Thursday, November 8, 2007

Incorporating in Indiana FAQ

Do you want to start an Indiana corporation? What follows is a very general outline of what it takes to incorporate in Indiana.

1. Check the availability of the corporate name with the Secretary of State, Division of Corporations.

You can have your lawyer do this or you do it yourself. Remember the less work put on the attorney will save some on fees. This information can be found online at This site also provides information concerning where to mail your Articles of Incorporation, filing fees and fees for certifying a copy of the Articles of Incorporation. This information can usually be obtained over the phone or online (see the website address above).

2. Prepare the Articles of Incorporation.

Another service our Secretary of State office makes available online. If you prepare the Articles online, the site checks the name of the proposed business for you. However, the registration cannot be completed online:
The next step in the process is to continue your registration. When completed you will checkout and submit the registration with payment. The Indiana Secretary of State will review the registration and notify you via email if it has been approved or rejected.
At this point, you might want to reconsider your desire to do this yourself balanced against the risks of getting one of the following responses from the Sectary of State:
Incomplete: You must finish filling out your form with the required information before SOS can approve your registration
Pending Review: You have completed your registration and have successfully submitted it to the Indiana Secretary of State for review. The Indiana Secretary of State will contact you via email to let you know your registration has been approved or rejected.
Rejected: Your business entity registration was not approved by the Indiana Secretary of State. A reason (s) should be listed in your email as to why it was not approved. You may contact SOS at 317.232.6576 to determine why your registration was not approved.
3. Getting the Articles of Incorporation to the Secretary of State, Division of Corporations. Make sure that the registration fee is enclosed.

Assuming that the registration is approved, you will have a valid registration with Indiana's Secretary of State. This does not make your business a corporation. You are are at a half-way point now. What follows finally establishes the business as a corporation.

4. Prepare the By-laws and schedule a meeting with the incorporators (or the incorporators and shareholders if these are different people).

One can prepare a Notice or Waiver of Notice and Minutes of Organizational Meeting or Consent to Action Taken in Lieu of Organizational Meeting of Incorporators but I prefer to have a meeting with the shareholders to approve the by-laws.

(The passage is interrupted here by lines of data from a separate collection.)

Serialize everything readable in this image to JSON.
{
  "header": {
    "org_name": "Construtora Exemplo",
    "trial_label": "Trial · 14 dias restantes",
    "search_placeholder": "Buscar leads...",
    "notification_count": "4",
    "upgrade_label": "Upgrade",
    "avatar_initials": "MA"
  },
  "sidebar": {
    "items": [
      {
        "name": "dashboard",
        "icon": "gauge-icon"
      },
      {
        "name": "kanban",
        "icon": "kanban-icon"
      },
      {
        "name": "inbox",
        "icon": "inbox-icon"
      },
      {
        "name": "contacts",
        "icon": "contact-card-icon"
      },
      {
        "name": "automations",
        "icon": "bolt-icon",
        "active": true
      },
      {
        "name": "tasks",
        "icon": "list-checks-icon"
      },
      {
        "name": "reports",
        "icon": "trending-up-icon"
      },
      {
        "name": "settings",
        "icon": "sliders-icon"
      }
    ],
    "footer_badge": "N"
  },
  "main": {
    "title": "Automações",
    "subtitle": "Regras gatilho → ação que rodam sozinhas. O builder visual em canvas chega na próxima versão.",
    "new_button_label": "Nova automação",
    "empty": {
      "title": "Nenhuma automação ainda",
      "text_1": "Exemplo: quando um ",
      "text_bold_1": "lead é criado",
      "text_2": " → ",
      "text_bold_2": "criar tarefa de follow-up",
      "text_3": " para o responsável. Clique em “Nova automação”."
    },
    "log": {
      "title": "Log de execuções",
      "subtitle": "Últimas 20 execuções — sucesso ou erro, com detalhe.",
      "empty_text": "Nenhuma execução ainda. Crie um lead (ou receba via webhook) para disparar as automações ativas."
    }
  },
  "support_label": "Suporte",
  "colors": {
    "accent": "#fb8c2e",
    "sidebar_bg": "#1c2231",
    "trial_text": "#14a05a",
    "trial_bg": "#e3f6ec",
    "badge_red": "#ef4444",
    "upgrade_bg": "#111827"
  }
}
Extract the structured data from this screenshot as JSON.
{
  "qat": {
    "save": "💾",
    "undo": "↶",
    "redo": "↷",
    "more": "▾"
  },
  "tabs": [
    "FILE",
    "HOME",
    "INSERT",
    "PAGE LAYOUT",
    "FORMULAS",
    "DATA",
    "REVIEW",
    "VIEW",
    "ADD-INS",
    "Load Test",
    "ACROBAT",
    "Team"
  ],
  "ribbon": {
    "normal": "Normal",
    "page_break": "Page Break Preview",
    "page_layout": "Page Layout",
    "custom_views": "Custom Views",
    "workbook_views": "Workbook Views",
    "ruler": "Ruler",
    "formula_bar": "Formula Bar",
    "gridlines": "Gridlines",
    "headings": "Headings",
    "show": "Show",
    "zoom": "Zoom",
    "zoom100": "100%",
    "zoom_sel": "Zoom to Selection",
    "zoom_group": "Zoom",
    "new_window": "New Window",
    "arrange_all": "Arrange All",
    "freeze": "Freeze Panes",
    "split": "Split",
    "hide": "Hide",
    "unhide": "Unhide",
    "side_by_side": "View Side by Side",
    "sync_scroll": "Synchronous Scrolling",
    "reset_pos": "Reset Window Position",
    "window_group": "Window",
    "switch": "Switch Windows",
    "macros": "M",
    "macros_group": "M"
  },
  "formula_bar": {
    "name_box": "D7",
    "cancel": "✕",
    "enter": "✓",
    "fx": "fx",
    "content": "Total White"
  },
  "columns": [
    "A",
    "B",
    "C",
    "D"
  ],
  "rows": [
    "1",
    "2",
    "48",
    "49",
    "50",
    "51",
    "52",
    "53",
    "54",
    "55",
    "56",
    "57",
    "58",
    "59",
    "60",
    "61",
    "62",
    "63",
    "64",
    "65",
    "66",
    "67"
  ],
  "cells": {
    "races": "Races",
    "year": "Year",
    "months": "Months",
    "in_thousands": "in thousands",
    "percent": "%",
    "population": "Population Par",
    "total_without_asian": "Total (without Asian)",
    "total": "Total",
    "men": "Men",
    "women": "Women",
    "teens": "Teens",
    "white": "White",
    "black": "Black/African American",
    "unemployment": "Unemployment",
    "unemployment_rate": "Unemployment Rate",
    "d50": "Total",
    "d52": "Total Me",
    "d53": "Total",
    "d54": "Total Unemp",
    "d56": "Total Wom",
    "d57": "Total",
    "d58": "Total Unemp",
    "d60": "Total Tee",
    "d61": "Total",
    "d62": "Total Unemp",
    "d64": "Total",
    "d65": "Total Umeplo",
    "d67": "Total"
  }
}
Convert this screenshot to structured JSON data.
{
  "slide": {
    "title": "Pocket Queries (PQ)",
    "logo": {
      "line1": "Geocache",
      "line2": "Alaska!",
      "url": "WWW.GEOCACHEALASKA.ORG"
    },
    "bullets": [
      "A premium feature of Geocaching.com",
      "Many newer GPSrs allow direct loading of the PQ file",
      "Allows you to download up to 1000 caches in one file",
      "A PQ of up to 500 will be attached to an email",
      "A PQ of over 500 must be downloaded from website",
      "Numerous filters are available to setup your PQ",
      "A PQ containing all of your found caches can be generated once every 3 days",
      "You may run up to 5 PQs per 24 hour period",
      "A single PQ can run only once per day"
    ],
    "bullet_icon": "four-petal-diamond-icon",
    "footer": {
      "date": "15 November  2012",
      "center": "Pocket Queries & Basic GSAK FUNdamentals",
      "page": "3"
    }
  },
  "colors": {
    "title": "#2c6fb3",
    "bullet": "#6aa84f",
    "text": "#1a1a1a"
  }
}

Poorly prepared by-laws are the downfall of too many businesses, so I consider this portion to be the most important step in creating a corporation. At this point, the corporation is fully created.

5. Issue stock certificates to the stockholders of the corporation.

6. Comply with all applicable state laws concerning any fictitious name under which the corporation will conduct its activities.

7. Dealing with the IRS.
  1. You need an EIN (Employer Identification Number) number from the IRS and
  2. Also the documents to get "S Corporation" status, if is desired.
Go to,,id=102767,00.html to apply for the EIN number. According to the IRS website today, these are the hours for using the online application process:
This application is available during the following hours:
Monday - Friday 6:00 a.m. to 12:30 a.m. Eastern time
Saturday 6:00 a.m. to 9:00 p.m. Eastern time
Sunday 7:00 p.m. to 12:00 a.m. Eastern time
During this application you can also produce the documents needed for electing Subschapter S status. Remember that Subchapter S is a creature of the federal tax law - Indiana recognizes only two types of corporations: for-profit and not-for-profit.

7. Apply for a state sales tax number, if the corporation will be responsible for collecting state sales tax.

Having brought the corporation into existence, now you need to comply with all state statutes concerning annual meetings of stockholders and directors (including keeping a corporate minute book), filing of annual reports and payment of annual fees by the corporation, and the paying of taxes.

If you want to incorporate in Indiana and need the help of a lawyer, please give me a call.